Recorded data
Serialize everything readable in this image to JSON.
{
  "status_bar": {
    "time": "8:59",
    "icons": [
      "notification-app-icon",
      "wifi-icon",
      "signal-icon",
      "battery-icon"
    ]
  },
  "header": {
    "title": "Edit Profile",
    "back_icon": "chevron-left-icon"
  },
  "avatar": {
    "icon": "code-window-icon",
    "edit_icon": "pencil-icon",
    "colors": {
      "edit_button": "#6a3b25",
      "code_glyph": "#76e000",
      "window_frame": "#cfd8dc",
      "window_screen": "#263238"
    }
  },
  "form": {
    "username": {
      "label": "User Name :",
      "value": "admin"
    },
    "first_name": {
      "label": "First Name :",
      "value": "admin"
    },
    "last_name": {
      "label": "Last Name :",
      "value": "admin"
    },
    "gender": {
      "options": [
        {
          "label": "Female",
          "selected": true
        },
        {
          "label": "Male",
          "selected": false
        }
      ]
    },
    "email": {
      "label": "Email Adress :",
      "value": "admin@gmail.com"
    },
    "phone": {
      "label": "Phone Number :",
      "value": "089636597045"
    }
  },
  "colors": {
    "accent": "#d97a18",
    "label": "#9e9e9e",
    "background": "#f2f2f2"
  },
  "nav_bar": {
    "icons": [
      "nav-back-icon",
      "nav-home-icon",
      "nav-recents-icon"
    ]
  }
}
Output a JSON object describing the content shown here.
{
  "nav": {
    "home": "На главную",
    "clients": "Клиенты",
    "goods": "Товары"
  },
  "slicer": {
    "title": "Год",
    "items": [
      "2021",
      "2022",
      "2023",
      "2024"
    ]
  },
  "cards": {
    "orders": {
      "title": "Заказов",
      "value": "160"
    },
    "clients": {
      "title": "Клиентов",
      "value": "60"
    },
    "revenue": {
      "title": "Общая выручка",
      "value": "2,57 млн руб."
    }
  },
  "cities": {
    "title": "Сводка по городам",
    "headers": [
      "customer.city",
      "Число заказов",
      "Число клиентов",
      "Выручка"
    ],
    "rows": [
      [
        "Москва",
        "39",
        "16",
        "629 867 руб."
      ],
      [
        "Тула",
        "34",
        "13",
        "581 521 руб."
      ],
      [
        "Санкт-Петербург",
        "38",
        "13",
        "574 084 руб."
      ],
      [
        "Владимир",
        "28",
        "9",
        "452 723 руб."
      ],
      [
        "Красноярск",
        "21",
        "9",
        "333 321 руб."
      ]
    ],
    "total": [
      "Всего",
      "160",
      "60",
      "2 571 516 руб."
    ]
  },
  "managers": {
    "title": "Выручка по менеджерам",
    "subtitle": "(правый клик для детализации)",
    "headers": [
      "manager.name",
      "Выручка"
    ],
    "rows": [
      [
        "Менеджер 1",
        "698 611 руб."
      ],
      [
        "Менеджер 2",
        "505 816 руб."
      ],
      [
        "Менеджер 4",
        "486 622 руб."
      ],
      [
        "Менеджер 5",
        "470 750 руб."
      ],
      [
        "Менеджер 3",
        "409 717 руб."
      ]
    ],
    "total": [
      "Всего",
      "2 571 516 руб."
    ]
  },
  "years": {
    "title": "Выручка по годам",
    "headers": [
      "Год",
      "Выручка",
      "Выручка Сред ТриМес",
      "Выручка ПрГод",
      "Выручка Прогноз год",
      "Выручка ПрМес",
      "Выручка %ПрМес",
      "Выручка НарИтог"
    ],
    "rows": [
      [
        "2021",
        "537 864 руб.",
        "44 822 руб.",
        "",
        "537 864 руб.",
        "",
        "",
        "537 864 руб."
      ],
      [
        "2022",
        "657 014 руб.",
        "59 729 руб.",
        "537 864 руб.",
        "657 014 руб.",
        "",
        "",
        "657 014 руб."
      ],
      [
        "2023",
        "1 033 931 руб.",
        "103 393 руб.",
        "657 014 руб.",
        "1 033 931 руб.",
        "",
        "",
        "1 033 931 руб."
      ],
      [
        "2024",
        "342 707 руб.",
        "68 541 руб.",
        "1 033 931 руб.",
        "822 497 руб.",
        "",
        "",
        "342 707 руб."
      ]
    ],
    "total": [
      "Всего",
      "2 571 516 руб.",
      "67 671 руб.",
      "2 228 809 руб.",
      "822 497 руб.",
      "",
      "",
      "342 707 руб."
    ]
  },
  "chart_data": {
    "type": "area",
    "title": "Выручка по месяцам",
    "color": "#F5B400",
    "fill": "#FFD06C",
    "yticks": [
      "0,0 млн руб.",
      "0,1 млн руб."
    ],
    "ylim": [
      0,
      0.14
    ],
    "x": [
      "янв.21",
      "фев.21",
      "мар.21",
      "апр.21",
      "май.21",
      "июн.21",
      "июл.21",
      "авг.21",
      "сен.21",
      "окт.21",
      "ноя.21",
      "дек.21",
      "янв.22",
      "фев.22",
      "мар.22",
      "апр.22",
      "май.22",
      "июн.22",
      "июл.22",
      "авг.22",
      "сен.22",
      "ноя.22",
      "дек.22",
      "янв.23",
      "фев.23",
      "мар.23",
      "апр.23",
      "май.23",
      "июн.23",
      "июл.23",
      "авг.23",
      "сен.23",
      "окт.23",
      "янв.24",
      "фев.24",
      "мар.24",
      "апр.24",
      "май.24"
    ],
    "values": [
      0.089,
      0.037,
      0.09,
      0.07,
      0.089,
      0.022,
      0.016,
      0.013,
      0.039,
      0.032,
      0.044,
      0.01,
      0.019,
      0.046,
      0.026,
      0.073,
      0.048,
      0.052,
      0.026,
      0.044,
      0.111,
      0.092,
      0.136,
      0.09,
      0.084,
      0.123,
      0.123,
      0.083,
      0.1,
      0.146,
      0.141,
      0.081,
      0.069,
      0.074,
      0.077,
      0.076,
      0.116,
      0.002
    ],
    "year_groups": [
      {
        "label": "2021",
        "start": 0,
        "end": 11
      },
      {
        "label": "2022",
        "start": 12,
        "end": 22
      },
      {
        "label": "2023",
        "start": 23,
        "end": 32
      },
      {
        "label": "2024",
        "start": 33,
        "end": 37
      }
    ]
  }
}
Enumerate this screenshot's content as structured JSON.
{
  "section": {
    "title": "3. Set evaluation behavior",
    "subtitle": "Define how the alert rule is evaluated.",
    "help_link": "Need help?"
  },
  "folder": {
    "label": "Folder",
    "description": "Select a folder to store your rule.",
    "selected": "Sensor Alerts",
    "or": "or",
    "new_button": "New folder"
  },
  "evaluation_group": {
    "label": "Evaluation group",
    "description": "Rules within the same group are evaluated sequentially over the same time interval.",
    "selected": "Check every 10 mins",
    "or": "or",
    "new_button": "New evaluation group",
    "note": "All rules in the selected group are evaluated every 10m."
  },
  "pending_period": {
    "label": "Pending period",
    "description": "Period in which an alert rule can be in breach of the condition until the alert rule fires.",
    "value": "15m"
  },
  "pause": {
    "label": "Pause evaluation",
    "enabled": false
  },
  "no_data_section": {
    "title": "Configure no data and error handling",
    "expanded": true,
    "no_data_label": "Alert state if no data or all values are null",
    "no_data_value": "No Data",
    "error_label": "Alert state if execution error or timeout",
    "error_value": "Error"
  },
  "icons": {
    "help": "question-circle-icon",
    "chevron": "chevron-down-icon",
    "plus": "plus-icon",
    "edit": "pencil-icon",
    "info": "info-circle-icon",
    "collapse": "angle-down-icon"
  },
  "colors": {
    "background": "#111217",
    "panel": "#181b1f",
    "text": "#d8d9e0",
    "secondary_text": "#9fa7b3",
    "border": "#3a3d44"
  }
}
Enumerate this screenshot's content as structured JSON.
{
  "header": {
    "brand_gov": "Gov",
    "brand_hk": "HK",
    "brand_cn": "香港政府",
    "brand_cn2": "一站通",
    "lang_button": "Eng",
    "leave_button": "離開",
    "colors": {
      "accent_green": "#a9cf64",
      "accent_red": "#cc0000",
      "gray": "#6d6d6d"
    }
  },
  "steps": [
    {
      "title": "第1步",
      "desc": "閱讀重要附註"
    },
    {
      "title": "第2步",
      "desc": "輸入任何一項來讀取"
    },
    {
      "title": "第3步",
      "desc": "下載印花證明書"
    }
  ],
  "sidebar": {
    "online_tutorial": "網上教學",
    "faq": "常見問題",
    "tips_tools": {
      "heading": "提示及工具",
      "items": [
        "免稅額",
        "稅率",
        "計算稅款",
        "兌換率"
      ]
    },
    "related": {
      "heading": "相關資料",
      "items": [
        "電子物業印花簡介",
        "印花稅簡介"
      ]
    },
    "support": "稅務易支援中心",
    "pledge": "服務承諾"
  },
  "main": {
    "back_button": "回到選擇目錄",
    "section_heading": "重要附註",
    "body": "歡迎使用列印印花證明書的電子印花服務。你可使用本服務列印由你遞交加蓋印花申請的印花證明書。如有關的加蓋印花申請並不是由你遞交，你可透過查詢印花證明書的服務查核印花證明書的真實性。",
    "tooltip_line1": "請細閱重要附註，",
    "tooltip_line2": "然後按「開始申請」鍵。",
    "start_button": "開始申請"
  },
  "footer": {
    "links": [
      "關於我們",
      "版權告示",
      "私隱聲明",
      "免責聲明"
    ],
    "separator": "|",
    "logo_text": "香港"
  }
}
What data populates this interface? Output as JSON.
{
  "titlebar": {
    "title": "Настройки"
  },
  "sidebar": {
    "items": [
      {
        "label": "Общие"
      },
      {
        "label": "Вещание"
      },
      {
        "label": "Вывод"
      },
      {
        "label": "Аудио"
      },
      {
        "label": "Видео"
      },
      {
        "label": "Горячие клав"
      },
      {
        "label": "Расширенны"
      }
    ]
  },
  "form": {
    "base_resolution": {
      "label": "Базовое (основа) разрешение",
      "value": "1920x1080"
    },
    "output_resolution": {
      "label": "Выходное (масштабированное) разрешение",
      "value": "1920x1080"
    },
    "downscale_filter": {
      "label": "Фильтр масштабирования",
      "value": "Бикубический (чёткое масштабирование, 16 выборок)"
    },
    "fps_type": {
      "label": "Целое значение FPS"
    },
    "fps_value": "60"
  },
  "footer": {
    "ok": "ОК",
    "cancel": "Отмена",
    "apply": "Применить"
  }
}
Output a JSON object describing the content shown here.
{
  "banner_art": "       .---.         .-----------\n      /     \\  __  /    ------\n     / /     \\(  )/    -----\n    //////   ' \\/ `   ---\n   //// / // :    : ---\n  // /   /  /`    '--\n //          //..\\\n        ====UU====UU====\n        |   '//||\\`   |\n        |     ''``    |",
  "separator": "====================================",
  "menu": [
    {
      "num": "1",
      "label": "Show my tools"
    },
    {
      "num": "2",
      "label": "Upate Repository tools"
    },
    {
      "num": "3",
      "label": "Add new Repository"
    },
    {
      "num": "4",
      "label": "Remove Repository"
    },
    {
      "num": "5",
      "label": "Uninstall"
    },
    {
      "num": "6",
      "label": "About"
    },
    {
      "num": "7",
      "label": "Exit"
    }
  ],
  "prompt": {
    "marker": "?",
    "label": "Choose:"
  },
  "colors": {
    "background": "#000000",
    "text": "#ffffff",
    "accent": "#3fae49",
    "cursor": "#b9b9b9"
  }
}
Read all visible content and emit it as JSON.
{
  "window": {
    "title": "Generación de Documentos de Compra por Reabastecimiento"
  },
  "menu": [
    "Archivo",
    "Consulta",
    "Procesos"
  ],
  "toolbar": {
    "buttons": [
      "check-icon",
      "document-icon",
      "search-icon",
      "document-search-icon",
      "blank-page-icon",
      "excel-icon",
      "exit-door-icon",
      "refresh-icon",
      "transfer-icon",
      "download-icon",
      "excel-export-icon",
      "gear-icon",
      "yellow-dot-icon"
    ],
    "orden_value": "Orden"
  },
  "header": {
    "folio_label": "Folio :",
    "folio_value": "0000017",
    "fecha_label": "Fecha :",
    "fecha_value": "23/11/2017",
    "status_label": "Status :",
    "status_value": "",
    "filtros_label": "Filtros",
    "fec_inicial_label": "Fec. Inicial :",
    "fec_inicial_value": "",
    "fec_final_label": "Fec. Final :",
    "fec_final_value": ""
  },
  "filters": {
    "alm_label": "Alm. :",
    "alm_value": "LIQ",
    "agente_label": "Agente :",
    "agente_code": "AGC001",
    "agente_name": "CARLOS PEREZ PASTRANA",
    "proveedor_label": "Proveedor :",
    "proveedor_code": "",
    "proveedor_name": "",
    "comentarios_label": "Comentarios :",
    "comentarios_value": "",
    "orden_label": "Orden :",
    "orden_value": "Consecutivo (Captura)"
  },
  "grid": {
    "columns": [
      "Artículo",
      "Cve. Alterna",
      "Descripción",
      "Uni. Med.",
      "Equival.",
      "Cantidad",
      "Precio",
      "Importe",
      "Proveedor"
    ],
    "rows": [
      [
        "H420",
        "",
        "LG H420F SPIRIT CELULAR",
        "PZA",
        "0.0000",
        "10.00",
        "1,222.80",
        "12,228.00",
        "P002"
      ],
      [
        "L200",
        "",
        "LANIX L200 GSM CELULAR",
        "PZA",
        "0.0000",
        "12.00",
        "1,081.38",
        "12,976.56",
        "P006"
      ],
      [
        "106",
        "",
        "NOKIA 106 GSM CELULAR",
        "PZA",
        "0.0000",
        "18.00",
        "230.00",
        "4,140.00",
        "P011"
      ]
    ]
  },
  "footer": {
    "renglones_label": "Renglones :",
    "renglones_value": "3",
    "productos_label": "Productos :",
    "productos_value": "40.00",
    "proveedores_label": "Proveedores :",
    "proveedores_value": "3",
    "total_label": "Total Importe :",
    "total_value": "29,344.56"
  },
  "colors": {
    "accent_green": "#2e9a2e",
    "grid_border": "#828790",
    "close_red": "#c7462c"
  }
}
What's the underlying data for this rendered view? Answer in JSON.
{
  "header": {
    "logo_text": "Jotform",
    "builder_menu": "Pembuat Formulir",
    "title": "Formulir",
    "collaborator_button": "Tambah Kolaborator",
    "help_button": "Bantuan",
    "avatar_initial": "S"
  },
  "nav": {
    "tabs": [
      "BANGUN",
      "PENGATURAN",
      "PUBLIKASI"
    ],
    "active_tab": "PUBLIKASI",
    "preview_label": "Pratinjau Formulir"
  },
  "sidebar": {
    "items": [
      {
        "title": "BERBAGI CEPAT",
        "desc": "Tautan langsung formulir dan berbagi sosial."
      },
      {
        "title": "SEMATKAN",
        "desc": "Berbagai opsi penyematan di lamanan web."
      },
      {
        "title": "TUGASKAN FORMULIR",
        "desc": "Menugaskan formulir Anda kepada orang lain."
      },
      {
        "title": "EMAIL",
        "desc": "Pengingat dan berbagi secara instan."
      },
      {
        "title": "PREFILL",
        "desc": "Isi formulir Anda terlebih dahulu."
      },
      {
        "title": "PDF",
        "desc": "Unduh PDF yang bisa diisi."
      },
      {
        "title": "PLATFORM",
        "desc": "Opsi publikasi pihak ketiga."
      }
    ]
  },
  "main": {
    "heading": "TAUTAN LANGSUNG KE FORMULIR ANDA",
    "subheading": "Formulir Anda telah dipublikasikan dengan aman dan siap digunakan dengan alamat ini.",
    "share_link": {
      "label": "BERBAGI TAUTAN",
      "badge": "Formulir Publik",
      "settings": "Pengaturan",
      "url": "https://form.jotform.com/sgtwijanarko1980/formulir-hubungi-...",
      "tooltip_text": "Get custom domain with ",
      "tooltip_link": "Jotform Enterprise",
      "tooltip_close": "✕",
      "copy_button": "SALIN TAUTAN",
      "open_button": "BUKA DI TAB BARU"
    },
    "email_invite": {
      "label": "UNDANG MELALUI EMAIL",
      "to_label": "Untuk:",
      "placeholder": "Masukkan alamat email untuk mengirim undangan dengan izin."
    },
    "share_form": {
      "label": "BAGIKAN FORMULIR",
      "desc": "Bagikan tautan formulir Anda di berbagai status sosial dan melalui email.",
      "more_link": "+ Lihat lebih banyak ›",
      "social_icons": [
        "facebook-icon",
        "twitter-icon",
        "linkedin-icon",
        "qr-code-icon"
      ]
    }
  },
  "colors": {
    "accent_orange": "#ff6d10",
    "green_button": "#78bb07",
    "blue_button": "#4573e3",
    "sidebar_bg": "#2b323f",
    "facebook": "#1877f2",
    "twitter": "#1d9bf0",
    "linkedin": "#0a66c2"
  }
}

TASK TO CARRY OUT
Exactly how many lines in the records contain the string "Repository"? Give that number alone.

ANSWER BELOW
3